- Condensed treatment schedules – Because the X-ray beams are more narrowly targeted, a physician may be able to deliver a higher radiation dosage within fewer sessions, making treatment more convenient for a patient.
- Minimal effect on healthy tissue – To ensure the delivery of a proper dosage when targeting a moving tumor, a physician must usually deliver radiation to the entire area that the tumor passes through. By using respiratory gating to precisely focus the X-ray beams on a moving tumor, a physician can minimize exposure to the surrounding healthy tissue.
- More comfort and convenience – Prior to the development of gating technologies, patients were sometimes asked to hold their breath while treatment was being administered. Patients with lung cancer or other complications often found this to be difficult, whereas gating requires no effort on the part of a patient.
Deep inspiration breath hold (DIBH) and breast cancer treatment
While respiratory gating is effective for many patients, other approaches may sometimes be necessary. For example, a deep inspiration breath hold (DIBH) is a technique that can be used when delivering radiation therapy to certain breast cancer patients to help the heart avoid radiation exposure. During a DIBH, the patient inhales deeply and holds their breath for around 20 seconds. This allows the diaphragm—the large, dome-shaped muscle at the bottom of the lungs—to push the heart further from the chest and out of the way during radiation therapy.
Moffitt’s advanced approach to radiation therapy
The latest advances in radiation treatment, including respiratory gating, are available at Moffitt Cancer Center—Florida’s No. 1 cancer hospital. Our Radiation Therapy Program is based on the collective efforts of a multispecialty team of cancer experts, including some of the most experienced radiation oncologists, dosimetrists, medical physicists, radiation therapists, dedicated radiosurgical nurses and supportive care specialists in the nation.
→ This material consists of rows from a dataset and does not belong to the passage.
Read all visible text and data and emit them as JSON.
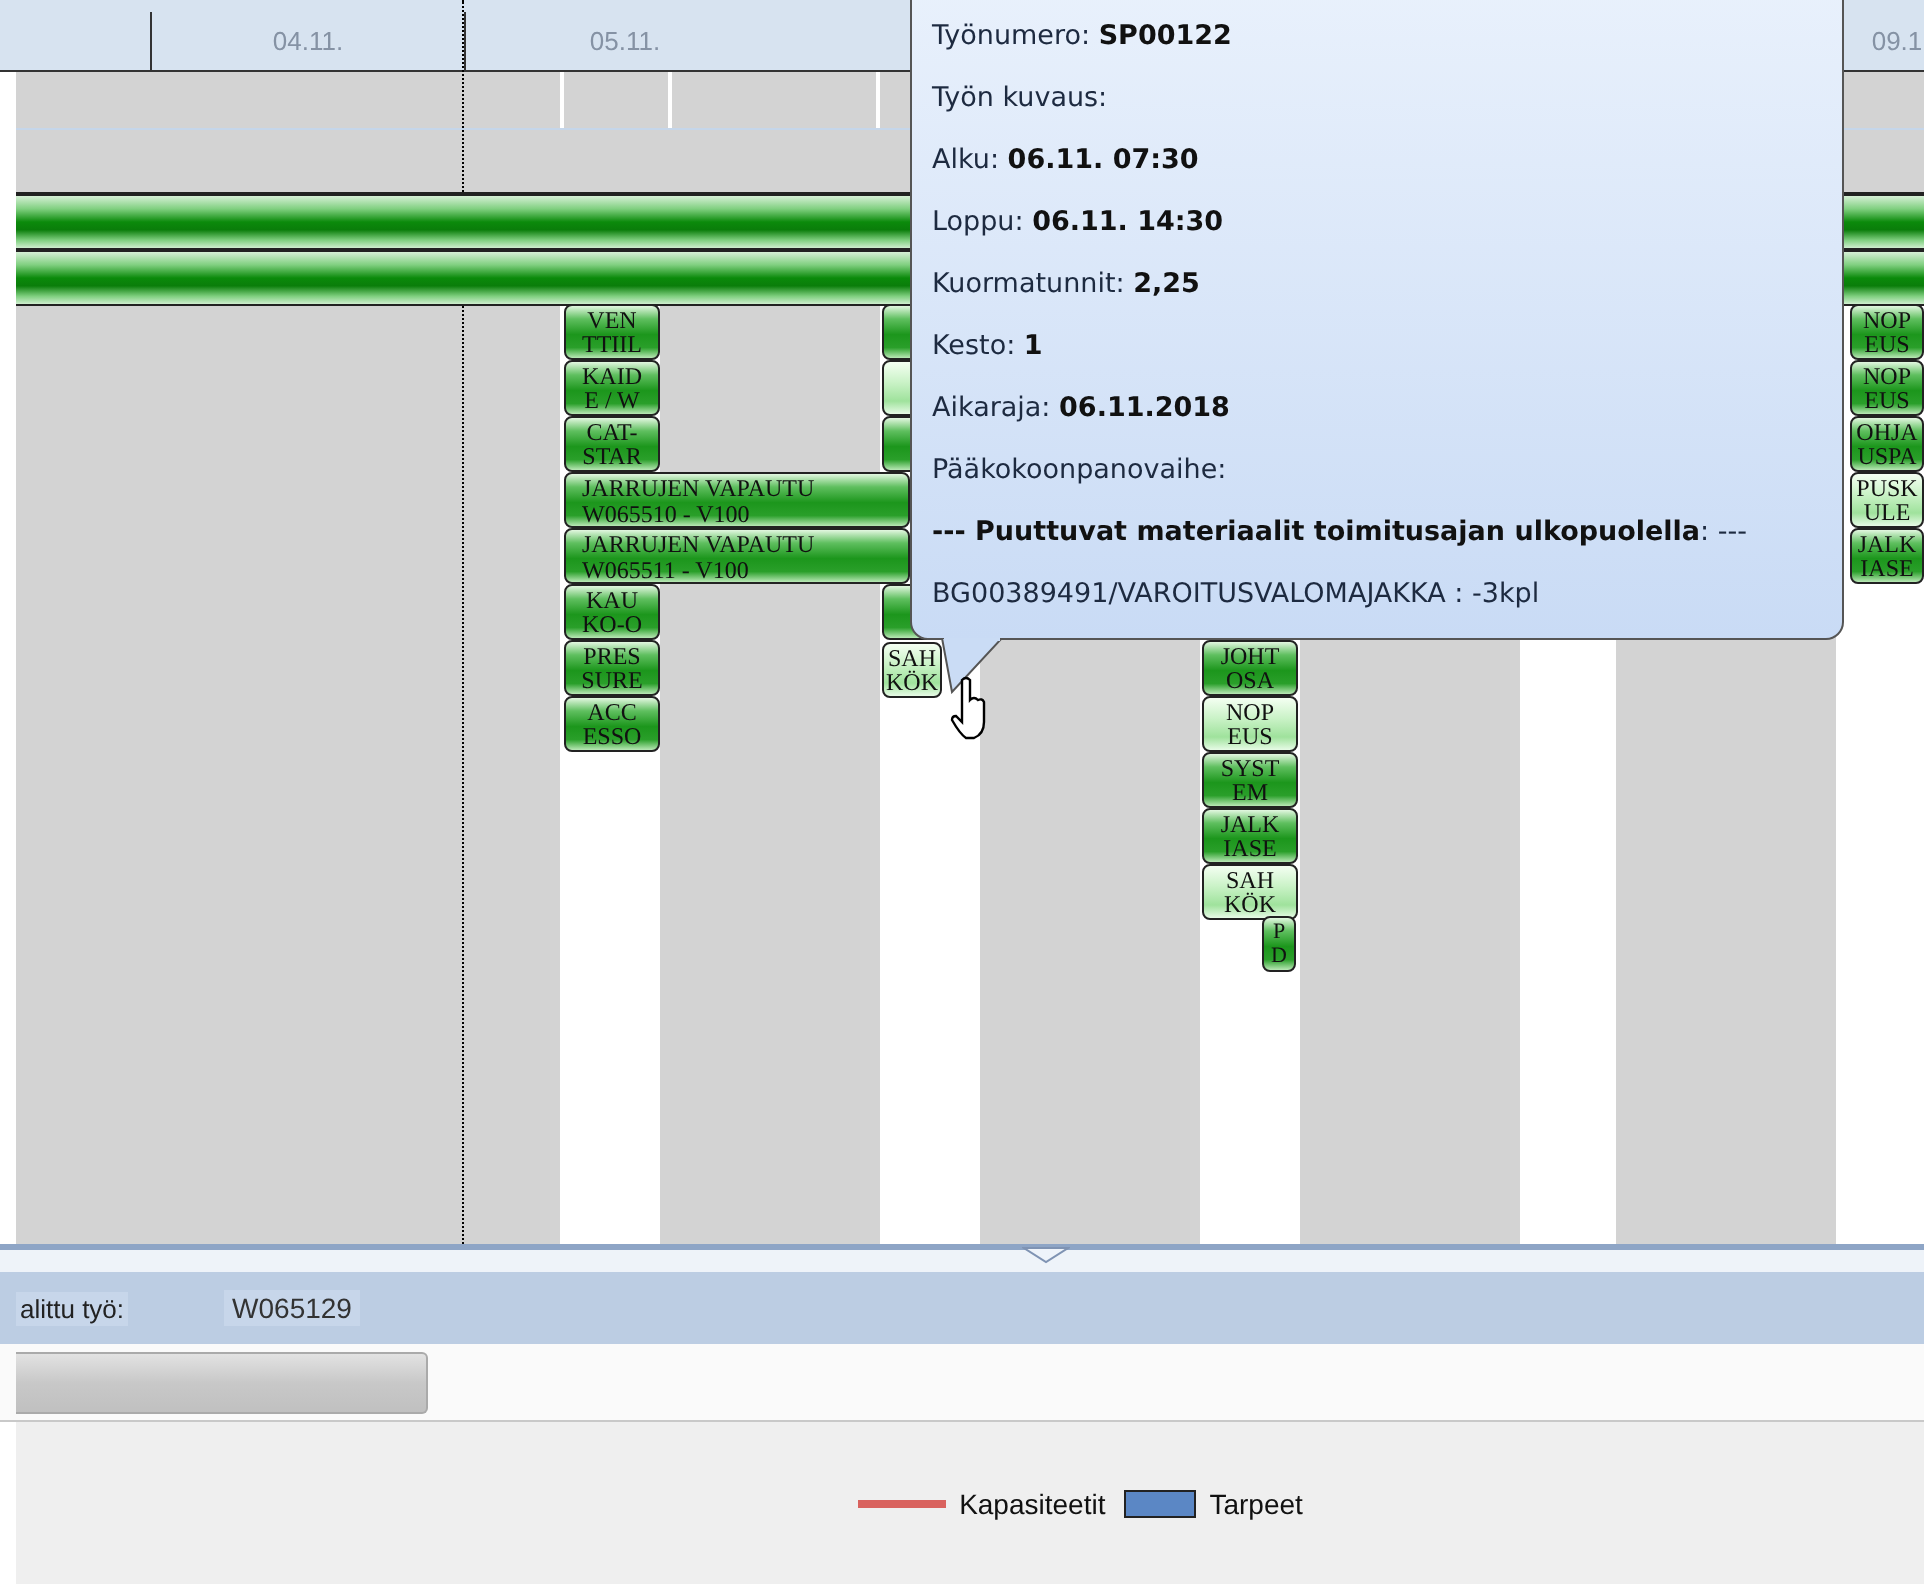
{
  "timeline": {
    "dates": [
      {
        "label": "04.11."
      },
      {
        "label": "05.11."
      },
      {
        "label": "09.1"
      }
    ]
  },
  "task_columns": [
    {
      "tasks": [
        {
          "label": "VEN\nTTIIL",
          "kind": "dark"
        },
        {
          "label": "KAID\nE / W",
          "kind": "dark"
        },
        {
          "label": "CAT-\nSTAR",
          "kind": "dark"
        },
        {
          "label": "JARRUJEN VAPAUTU\nW065510 - V100",
          "kind": "wide"
        },
        {
          "label": "JARRUJEN VAPAUTU\nW065511 - V100",
          "kind": "wide"
        },
        {
          "label": "KAU\nKO-O",
          "kind": "dark"
        },
        {
          "label": "PRES\nSURE",
          "kind": "dark"
        },
        {
          "label": "ACC\nESSO",
          "kind": "dark"
        }
      ]
    },
    {
      "tasks": [
        {
          "kind": "dark"
        },
        {
          "kind": "light"
        },
        {
          "kind": "dark"
        },
        {
          "kind": "gap"
        },
        {
          "kind": "gap"
        },
        {
          "kind": "dark"
        },
        {
          "label": "SAH\nKÖK",
          "kind": "light"
        }
      ]
    },
    {
      "tasks": [
        {
          "kind": "gap"
        },
        {
          "kind": "gap"
        },
        {
          "kind": "gap"
        },
        {
          "kind": "gap"
        },
        {
          "kind": "gap"
        },
        {
          "kind": "gap"
        },
        {
          "label": "JOHT\nOSA",
          "kind": "dark"
        },
        {
          "label": "NOP\nEUS",
          "kind": "light"
        },
        {
          "label": "SYST\nEM",
          "kind": "dark"
        },
        {
          "label": "JALK\nIASE",
          "kind": "dark"
        },
        {
          "label": "SAH\nKÖK",
          "kind": "light"
        },
        {
          "label": "P\nD",
          "kind": "narrow"
        }
      ]
    },
    {
      "tasks": [
        {
          "label": "NOP\nEUS",
          "kind": "dark"
        },
        {
          "label": "NOP\nEUS",
          "kind": "dark"
        },
        {
          "label": "OHJA\nUSPA",
          "kind": "dark"
        },
        {
          "label": "PUSK\nULE",
          "kind": "light"
        },
        {
          "label": "JALK\nIASE",
          "kind": "dark"
        }
      ]
    }
  ],
  "tooltip": {
    "lines": [
      "Työnumero: **SP00122**",
      "Työn kuvaus:",
      "Alku:   **06.11. 07:30**",
      "Loppu:  **06.11. 14:30**",
      "Kuormatunnit: **2,25**",
      "Kesto: **1**",
      "Aikaraja: **06.11.2018**",
      "Pääkokoonpanovaihe:",
      "**--- Puuttuvat materiaalit toimitusajan ulkopuolella**: ---",
      "BG00389491/VAROITUSVALOMAJAKKA : -3kpl"
    ]
  },
  "selected_work": {
    "label": "alittu työ:",
    "value": "W065129"
  },
  "legend": [
    {
      "label": "Kapasiteetit",
      "kind": "line",
      "color": "#d9625e"
    },
    {
      "label": "Tarpeet",
      "kind": "box",
      "color": "#5b87c5"
    }
  ]
}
In our American College of Radiology (ACR)-accredited facility, each patient’s treatment plan is created, carried out and monitored by this collaborative tumor board, using a combination of technologies that are specifically selected to improve the patient’s prognosis and quality of life. In fact, Moffitt’s cancer survival rates are up to four times higher than national averages.
To learn more about respiratory gating and other radiation therapy options, call 1-888-663-3488 or request an appointment by completing a new patient registration form online. We do not require referrals.